The indigenous woman from Tehuantepec | Alfredo Ramos Martínez | 1920
Like me, many think that Diego Rivera was the father of Mexican art; however, deeper connoisseurs of the subject think that Martínez deserves such title.
Born in Monterrey, Martínez showed his paintings skills being very Young, starting at the Escuela Nacional de Bellas Artes (National School of Fine Arts) at the age of 13. He studied there until he was 29 and moved to France to further his knowledge. Soon enough, critics around the globe considered him a very important artist.
The work from Martínez is almost exclusively devoted to the portrait of the descendants of the original people from Mexico. In his different paintings, we see every day life scenes and, for this, Martínez uses a palette of dull and ochre colors.
In a patriarchal society like Mexican (some say “male chauvinist society”), The indigenous woman from Tehuantepec, stands out due to the fact that the indigenous from that area were particularly matriarchal. In the painting, we see the strength and austerity of a young woman with her indigenous features: the prominent cheekbones, the thick lips, the dark skin and the eyes slightly closed as the Asians.
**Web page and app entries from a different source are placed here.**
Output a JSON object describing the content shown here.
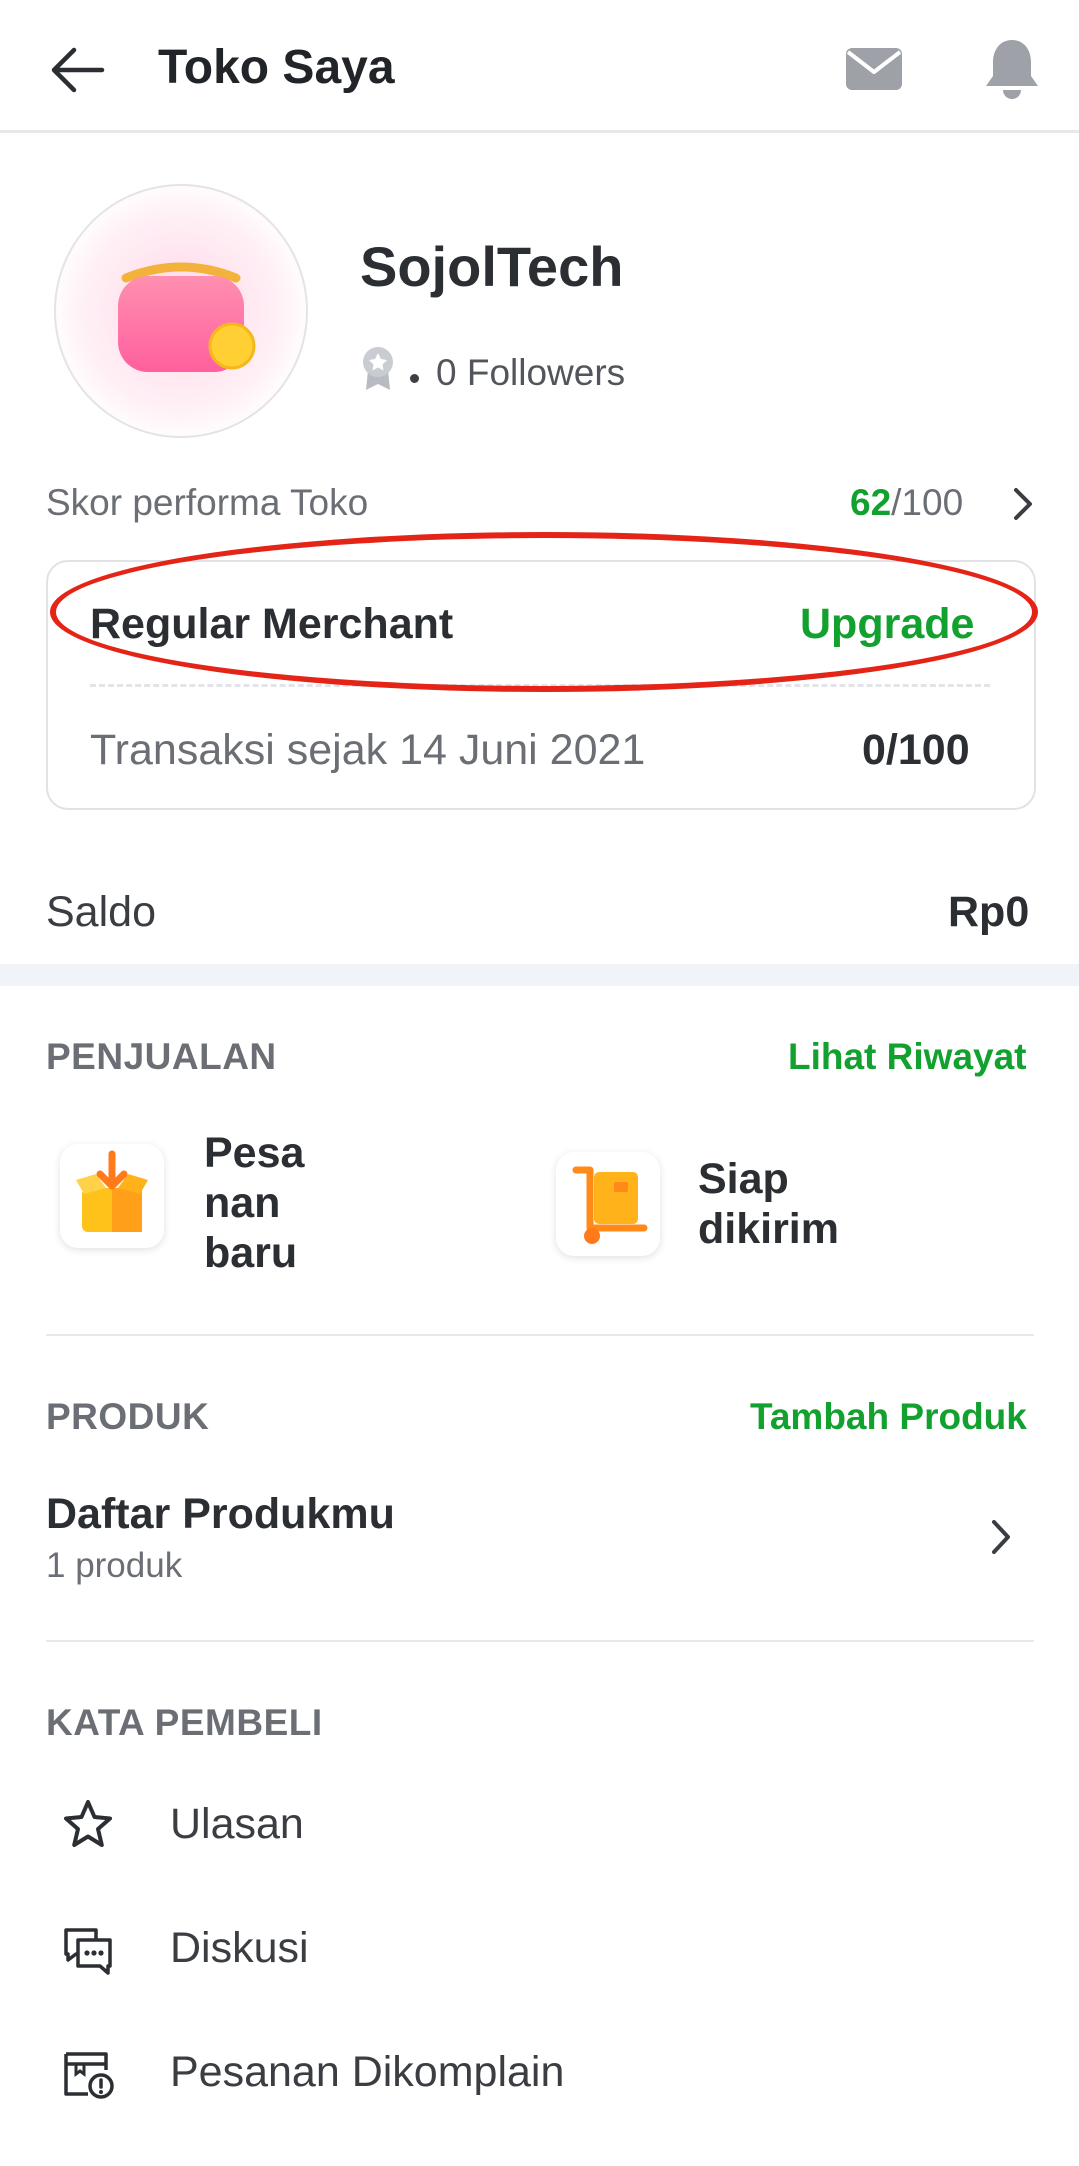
{
  "header": {
    "title": "Toko Saya"
  },
  "profile": {
    "shop_name": "SojolTech",
    "followers": "0 Followers"
  },
  "performance": {
    "label": "Skor performa Toko",
    "score": "62",
    "score_total": "/100"
  },
  "merchant": {
    "tier": "Regular Merchant",
    "upgrade_label": "Upgrade",
    "transactions_label": "Transaksi sejak 14 Juni 2021",
    "transactions_value": "0/100"
  },
  "balance": {
    "label": "Saldo",
    "value": "Rp0"
  },
  "sales": {
    "title": "PENJUALAN",
    "link": "Lihat Riwayat",
    "tiles": [
      {
        "label_lines": [
          "Pesa",
          "nan",
          "baru"
        ],
        "icon": "new-order-box-icon"
      },
      {
        "label_lines": [
          "Siap",
          "dikirim"
        ],
        "icon": "ready-to-ship-cart-icon"
      }
    ]
  },
  "products": {
    "title": "PRODUK",
    "link": "Tambah Produk",
    "list_title": "Daftar Produkmu",
    "list_count": "1 produk"
  },
  "buyer_feedback": {
    "title": "KATA PEMBELI",
    "items": [
      {
        "label": "Ulasan",
        "icon": "star-icon"
      },
      {
        "label": "Diskusi",
        "icon": "chat-bubbles-icon"
      },
      {
        "label": "Pesanan Dikomplain",
        "icon": "complaint-box-icon"
      }
    ]
  },
  "colors": {
    "accent_green": "#12a12f",
    "annotation_red": "#e42416",
    "text_dark": "#2b2e33",
    "text_muted": "#6b6f75"
  }
}
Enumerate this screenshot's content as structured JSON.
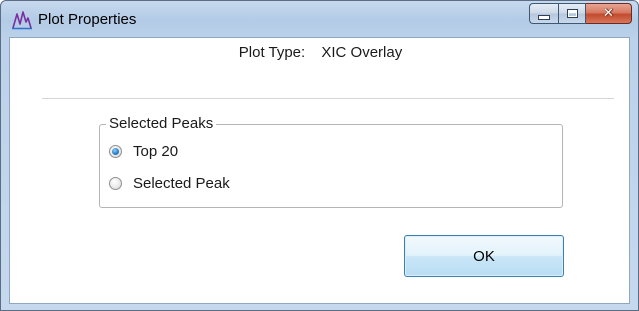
{
  "window": {
    "title": "Plot Properties",
    "app_icon": "peak-chart-icon",
    "caption_buttons": {
      "minimize": "minimize-icon",
      "maximize": "maximize-icon",
      "close": "close-icon"
    }
  },
  "plot_type": {
    "label": "Plot Type:",
    "value": "XIC Overlay"
  },
  "selected_peaks": {
    "legend": "Selected Peaks",
    "options": [
      {
        "label": "Top 20",
        "checked": true
      },
      {
        "label": "Selected Peak",
        "checked": false
      }
    ]
  },
  "buttons": {
    "ok_label": "OK"
  },
  "colors": {
    "frame": "#bcd2ea",
    "close_button": "#c24a2c",
    "radio_accent": "#2d7fc9",
    "ok_border": "#3c7fb1"
  }
}
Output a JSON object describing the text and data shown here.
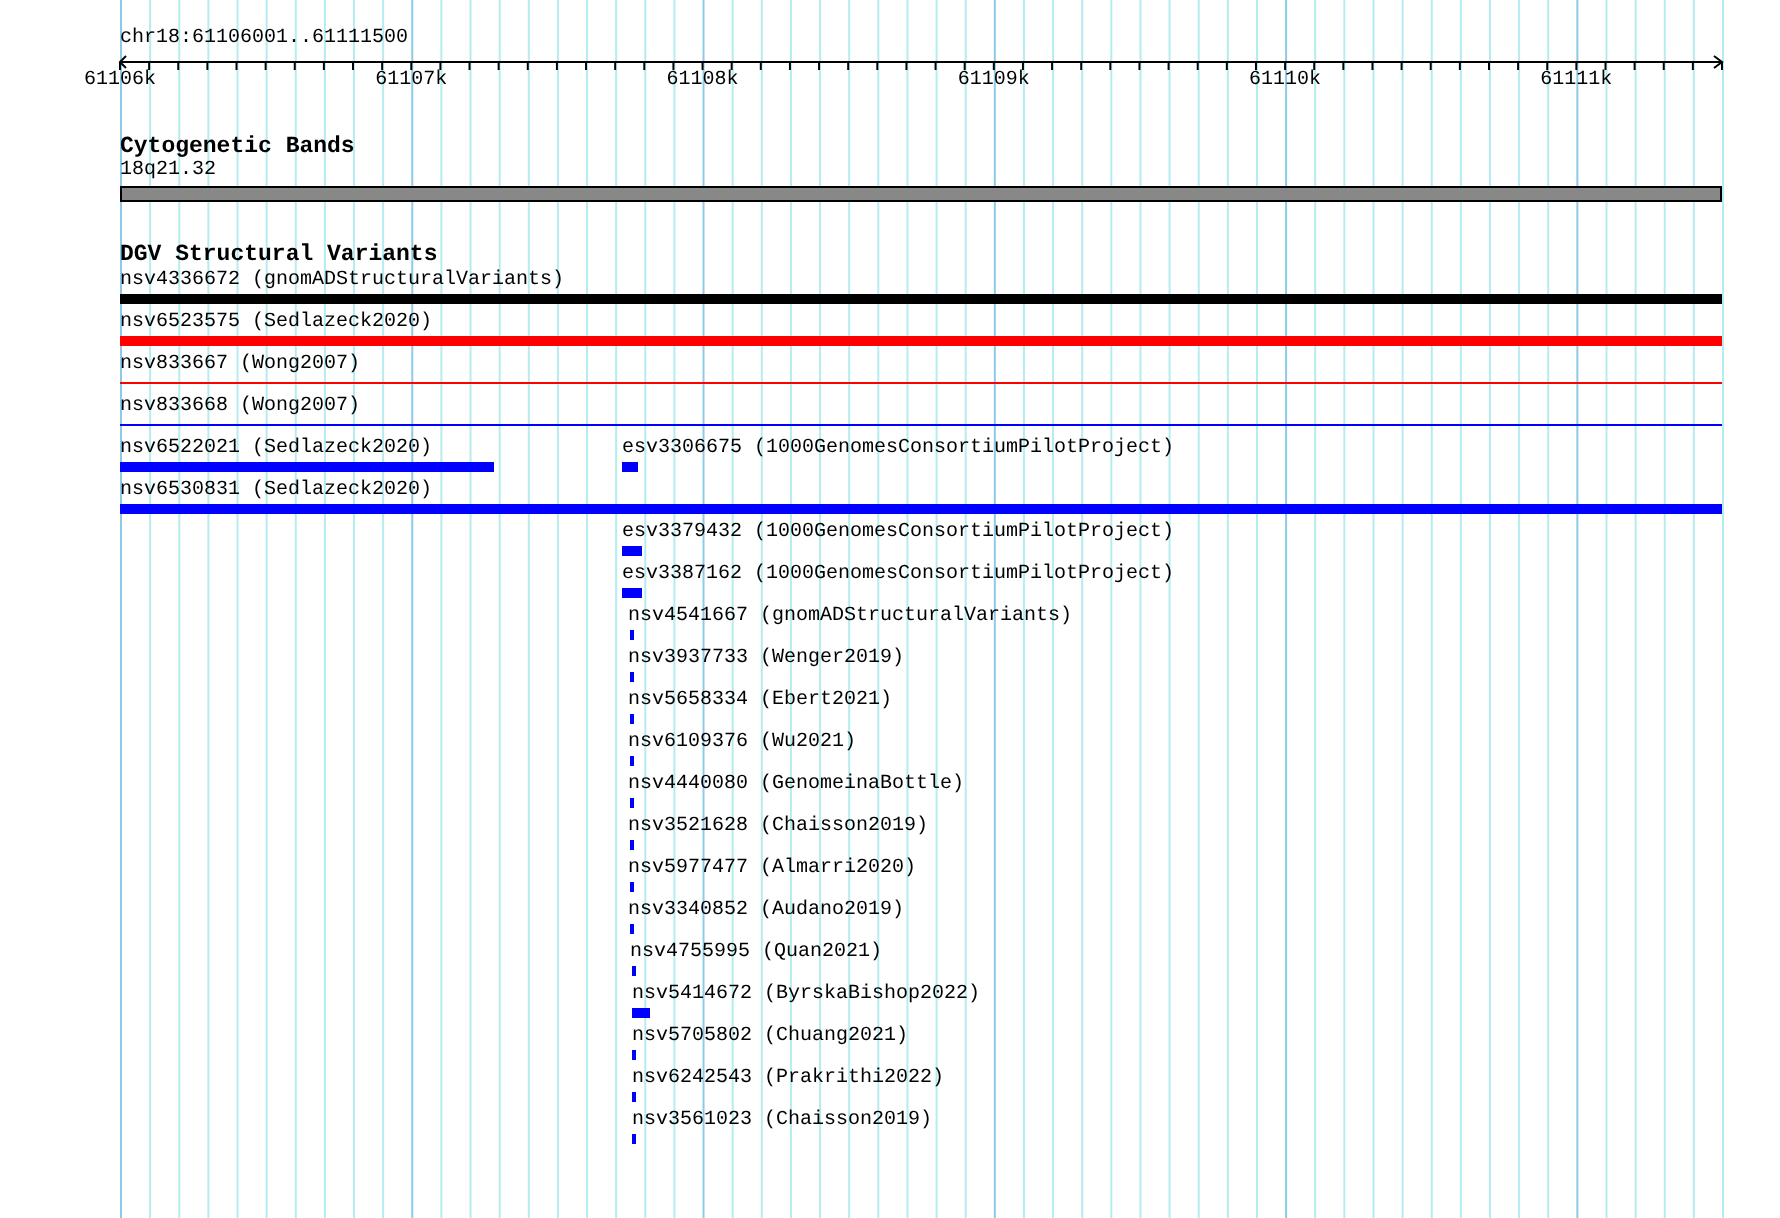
{
  "location": "chr18:61106001..61111500",
  "ruler": {
    "tick_labels": [
      "61106k",
      "61107k",
      "61108k",
      "61109k",
      "61110k",
      "61111k"
    ]
  },
  "cytogenetic_bands": {
    "title": "Cytogenetic Bands",
    "band": {
      "label": "18q21.32",
      "color": "#888888"
    }
  },
  "structural_variants": {
    "title": "DGV Structural Variants",
    "rows": [
      {
        "features": [
          {
            "label": "nsv4336672 (gnomADStructuralVariants)",
            "color": "#000000",
            "kind": "bar"
          }
        ]
      },
      {
        "features": [
          {
            "label": "nsv6523575 (Sedlazeck2020)",
            "color": "#ff0000",
            "kind": "bar"
          }
        ]
      },
      {
        "features": [
          {
            "label": "nsv833667 (Wong2007)",
            "color": "#ff0000",
            "kind": "line"
          }
        ]
      },
      {
        "features": [
          {
            "label": "nsv833668 (Wong2007)",
            "color": "#0000ff",
            "kind": "line"
          }
        ]
      },
      {
        "features": [
          {
            "label": "nsv6522021 (Sedlazeck2020)",
            "color": "#0000ff",
            "kind": "bar"
          },
          {
            "label": "esv3306675 (1000GenomesConsortiumPilotProject)",
            "color": "#0000ff",
            "kind": "bar"
          }
        ]
      },
      {
        "features": [
          {
            "label": "nsv6530831 (Sedlazeck2020)",
            "color": "#0000ff",
            "kind": "bar"
          }
        ]
      },
      {
        "features": [
          {
            "label": "esv3379432 (1000GenomesConsortiumPilotProject)",
            "color": "#0000ff",
            "kind": "bar"
          }
        ]
      },
      {
        "features": [
          {
            "label": "esv3387162 (1000GenomesConsortiumPilotProject)",
            "color": "#0000ff",
            "kind": "bar"
          }
        ]
      },
      {
        "features": [
          {
            "label": "nsv4541667 (gnomADStructuralVariants)",
            "color": "#0000ff",
            "kind": "bar"
          }
        ]
      },
      {
        "features": [
          {
            "label": "nsv3937733 (Wenger2019)",
            "color": "#0000ff",
            "kind": "bar"
          }
        ]
      },
      {
        "features": [
          {
            "label": "nsv5658334 (Ebert2021)",
            "color": "#0000ff",
            "kind": "bar"
          }
        ]
      },
      {
        "features": [
          {
            "label": "nsv6109376 (Wu2021)",
            "color": "#0000ff",
            "kind": "bar"
          }
        ]
      },
      {
        "features": [
          {
            "label": "nsv4440080 (GenomeinaBottle)",
            "color": "#0000ff",
            "kind": "bar"
          }
        ]
      },
      {
        "features": [
          {
            "label": "nsv3521628 (Chaisson2019)",
            "color": "#0000ff",
            "kind": "bar"
          }
        ]
      },
      {
        "features": [
          {
            "label": "nsv5977477 (Almarri2020)",
            "color": "#0000ff",
            "kind": "bar"
          }
        ]
      },
      {
        "features": [
          {
            "label": "nsv3340852 (Audano2019)",
            "color": "#0000ff",
            "kind": "bar"
          }
        ]
      },
      {
        "features": [
          {
            "label": "nsv4755995 (Quan2021)",
            "color": "#0000ff",
            "kind": "bar"
          }
        ]
      },
      {
        "features": [
          {
            "label": "nsv5414672 (ByrskaBishop2022)",
            "color": "#0000ff",
            "kind": "bar"
          }
        ]
      },
      {
        "features": [
          {
            "label": "nsv5705802 (Chuang2021)",
            "color": "#0000ff",
            "kind": "bar"
          }
        ]
      },
      {
        "features": [
          {
            "label": "nsv6242543 (Prakrithi2022)",
            "color": "#0000ff",
            "kind": "bar"
          }
        ]
      },
      {
        "features": [
          {
            "label": "nsv3561023 (Chaisson2019)",
            "color": "#0000ff",
            "kind": "bar"
          }
        ]
      }
    ]
  }
}
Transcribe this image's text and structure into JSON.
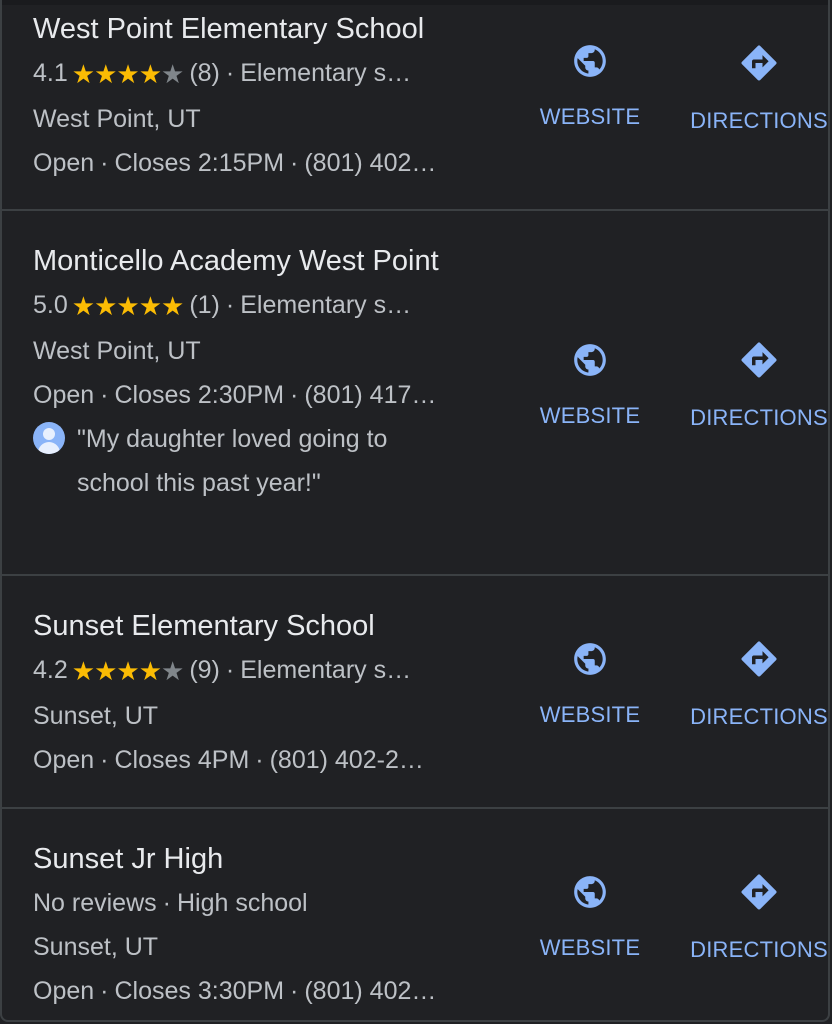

The braided hair seems to be typical from the area of Tehuantepec and shows us the pride of the young for her roots